This is a very cosmopolitan city with restaurants and dining choices that appeal to every conceivable taste. Many hotels have menus that include dishes you know and love; but there are further choices that are spiced with local and traditional Cairo favourites, designed to tickle the taste buds even further. If you fancy a pizza, try the Egyptian version, Fiteer Baladi. Hamam Mahshi is a pigeon-based dish and the more famous Egyptian favourites include Kabab and Kofta. Rice, macaroni and onions are components of the poor man’s Koshary. Desserts include Baklava, Basboosa and Knafa. The latter has a hay-like appearance but is really filo dough, lusciously filled with nuts. Um Ali is a delicious bread pudding. While these and other specialities are to be found on restaurant and hotel menus, they can also be purchased from bakeries in Cairo. So, you can munch on them as you wander round the city’s staggeringly impressive and historic features.

You’ll never say that there was nothing to see in Cairo

Cairo is the largest city in Africa and within the area of its boundaries there are two islands that are created by the mind-blowing River Nile. Then, prepare to be transfixed again, but in a different way, by the city’s approximately five-million cars, most of which appear to be on the streets at the same time. You really must visit the King Tutankhamen artefacts at the huge Egyptian Museum in Tahrir Square and the Cairo Tower in the Zamalek area of Gezira Island provides the experience of once in a lifetime views of the city. Then, there is everyone’s highlight at Giza and those legendary pyramids. If preferred, there are hotels and other accommodation options in the Giza area if the pyramids are the prime reason for your visit. Yes, pyramid excursions can include optional desert camel rides and – if you really must – feel free to hum tunes from The Desert Song as you mount your camel and thrill to yet another adventure as part of your Cairo experience.

Football-crazy Cairo scores winning goals

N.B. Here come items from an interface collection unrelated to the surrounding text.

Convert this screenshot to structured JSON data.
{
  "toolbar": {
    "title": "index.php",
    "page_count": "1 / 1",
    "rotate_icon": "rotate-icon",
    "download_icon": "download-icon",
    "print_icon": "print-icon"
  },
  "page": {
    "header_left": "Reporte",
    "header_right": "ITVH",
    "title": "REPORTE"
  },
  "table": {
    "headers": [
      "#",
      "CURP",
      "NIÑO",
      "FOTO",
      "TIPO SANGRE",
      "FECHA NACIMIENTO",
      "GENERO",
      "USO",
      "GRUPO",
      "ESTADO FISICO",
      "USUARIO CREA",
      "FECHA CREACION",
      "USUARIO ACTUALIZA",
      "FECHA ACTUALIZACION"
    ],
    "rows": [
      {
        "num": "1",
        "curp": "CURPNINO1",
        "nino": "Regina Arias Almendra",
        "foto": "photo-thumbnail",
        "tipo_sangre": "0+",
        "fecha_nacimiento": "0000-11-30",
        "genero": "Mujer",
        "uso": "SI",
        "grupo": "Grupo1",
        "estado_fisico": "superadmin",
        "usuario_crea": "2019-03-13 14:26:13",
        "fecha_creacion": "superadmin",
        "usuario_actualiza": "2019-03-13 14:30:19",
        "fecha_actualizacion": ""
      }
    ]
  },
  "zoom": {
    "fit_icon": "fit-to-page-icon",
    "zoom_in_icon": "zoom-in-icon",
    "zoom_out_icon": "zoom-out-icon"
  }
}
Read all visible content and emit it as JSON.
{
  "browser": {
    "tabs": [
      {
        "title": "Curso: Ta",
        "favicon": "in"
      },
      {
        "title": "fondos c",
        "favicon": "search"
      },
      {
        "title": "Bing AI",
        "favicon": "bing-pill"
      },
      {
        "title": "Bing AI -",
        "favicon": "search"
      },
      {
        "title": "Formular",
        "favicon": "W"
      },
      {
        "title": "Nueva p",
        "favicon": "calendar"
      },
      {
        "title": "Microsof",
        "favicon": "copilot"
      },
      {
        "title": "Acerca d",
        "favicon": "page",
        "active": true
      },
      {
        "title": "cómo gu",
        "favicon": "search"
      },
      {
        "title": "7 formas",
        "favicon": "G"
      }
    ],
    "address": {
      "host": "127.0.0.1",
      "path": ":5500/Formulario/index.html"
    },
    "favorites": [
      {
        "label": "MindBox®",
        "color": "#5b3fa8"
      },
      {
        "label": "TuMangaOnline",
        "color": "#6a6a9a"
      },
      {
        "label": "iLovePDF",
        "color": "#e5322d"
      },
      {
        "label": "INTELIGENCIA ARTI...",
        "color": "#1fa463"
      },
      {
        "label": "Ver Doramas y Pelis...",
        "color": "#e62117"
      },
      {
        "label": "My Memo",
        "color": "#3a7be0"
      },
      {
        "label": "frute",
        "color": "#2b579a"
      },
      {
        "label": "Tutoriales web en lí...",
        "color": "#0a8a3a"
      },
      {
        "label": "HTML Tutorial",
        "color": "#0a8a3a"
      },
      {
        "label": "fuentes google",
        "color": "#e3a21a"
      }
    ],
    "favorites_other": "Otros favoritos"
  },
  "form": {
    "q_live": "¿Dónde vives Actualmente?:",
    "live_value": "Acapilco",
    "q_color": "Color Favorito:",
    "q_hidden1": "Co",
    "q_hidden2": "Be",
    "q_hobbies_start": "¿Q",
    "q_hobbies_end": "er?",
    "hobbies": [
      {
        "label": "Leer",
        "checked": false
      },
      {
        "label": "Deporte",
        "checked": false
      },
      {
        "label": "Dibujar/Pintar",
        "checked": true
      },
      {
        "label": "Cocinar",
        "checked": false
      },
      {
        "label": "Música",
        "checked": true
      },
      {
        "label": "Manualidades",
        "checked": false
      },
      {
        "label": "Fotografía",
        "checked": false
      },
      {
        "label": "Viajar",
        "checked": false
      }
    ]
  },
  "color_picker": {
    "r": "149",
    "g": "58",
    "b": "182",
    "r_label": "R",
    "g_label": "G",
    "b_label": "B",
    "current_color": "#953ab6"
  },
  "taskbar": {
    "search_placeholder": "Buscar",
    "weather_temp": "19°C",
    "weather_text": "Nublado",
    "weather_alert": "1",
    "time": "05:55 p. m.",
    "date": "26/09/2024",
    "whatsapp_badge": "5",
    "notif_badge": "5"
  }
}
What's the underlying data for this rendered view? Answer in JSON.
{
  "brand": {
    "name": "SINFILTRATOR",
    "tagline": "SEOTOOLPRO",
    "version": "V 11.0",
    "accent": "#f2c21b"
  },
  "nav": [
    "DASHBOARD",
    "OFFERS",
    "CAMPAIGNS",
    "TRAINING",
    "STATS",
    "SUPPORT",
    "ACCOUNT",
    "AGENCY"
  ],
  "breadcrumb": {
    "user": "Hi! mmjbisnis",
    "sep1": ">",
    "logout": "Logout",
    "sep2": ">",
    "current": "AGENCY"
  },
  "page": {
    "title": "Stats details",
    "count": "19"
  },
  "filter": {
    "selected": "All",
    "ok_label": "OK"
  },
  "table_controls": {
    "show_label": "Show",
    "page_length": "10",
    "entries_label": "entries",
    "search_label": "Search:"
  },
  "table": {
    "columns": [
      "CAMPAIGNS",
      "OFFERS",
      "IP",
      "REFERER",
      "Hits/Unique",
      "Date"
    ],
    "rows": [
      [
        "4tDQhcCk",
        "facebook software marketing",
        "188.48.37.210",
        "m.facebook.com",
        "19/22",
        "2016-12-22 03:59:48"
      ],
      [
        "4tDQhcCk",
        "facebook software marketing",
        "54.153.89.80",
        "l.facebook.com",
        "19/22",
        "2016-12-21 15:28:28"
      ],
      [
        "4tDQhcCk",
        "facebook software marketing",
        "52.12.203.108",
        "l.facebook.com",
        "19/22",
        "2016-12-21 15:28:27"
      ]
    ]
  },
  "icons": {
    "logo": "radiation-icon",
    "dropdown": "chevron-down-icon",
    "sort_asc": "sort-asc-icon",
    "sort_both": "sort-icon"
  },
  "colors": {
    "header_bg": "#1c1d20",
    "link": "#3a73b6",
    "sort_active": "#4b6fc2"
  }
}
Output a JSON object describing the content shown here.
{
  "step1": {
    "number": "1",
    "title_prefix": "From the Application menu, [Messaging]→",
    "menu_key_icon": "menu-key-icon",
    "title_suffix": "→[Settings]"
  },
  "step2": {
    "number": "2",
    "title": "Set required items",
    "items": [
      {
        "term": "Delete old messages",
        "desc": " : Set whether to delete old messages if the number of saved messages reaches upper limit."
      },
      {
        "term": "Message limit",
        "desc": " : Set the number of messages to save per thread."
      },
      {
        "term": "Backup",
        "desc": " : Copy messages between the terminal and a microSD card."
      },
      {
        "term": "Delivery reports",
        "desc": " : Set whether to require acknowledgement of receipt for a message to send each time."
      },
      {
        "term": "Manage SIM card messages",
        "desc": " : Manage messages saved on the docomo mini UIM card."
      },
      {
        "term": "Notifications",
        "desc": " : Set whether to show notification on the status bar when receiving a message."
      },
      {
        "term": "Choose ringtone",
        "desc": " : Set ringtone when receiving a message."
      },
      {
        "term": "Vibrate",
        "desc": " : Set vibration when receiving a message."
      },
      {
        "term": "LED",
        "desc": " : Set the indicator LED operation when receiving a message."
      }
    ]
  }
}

Known in Arabic as al-Qahirah, meaning The Conqueror; today’s visitors are certainly won over by Cairo’s inspiring appeal. The city caters for the needs of today’s hotel-staying visitor, while, at the same time, relentlessly clinging on to essential elements of its past. That’s what makes it unique. Powered with enthusiasm, there’s a quite shocking note in that the electrics are run at 220 volts and on a two-pin system. Maybe, round about the same time that the electrics were introduced; in 969, the city was formed by Tunisia based Fatimid Caliphate. The only pyramids in the world are here in Egypt and close to Cairo. The city’s al-Azhar University is reputedly one of the oldest on the planet and in this truly unique country; Friday and Saturday form the weekend; with Sunday being the new week’s first working day. The unusual is quite normal in Cairo where the rivalry between the two football clubs - al-Ahly and Zamalek – is always at football fever pitch. The flames are wafted further by the fact that they share the same stadium. There’s nothing monotonous about life here in Cairo.

Price range

from ‎C$10to ‎C$8,537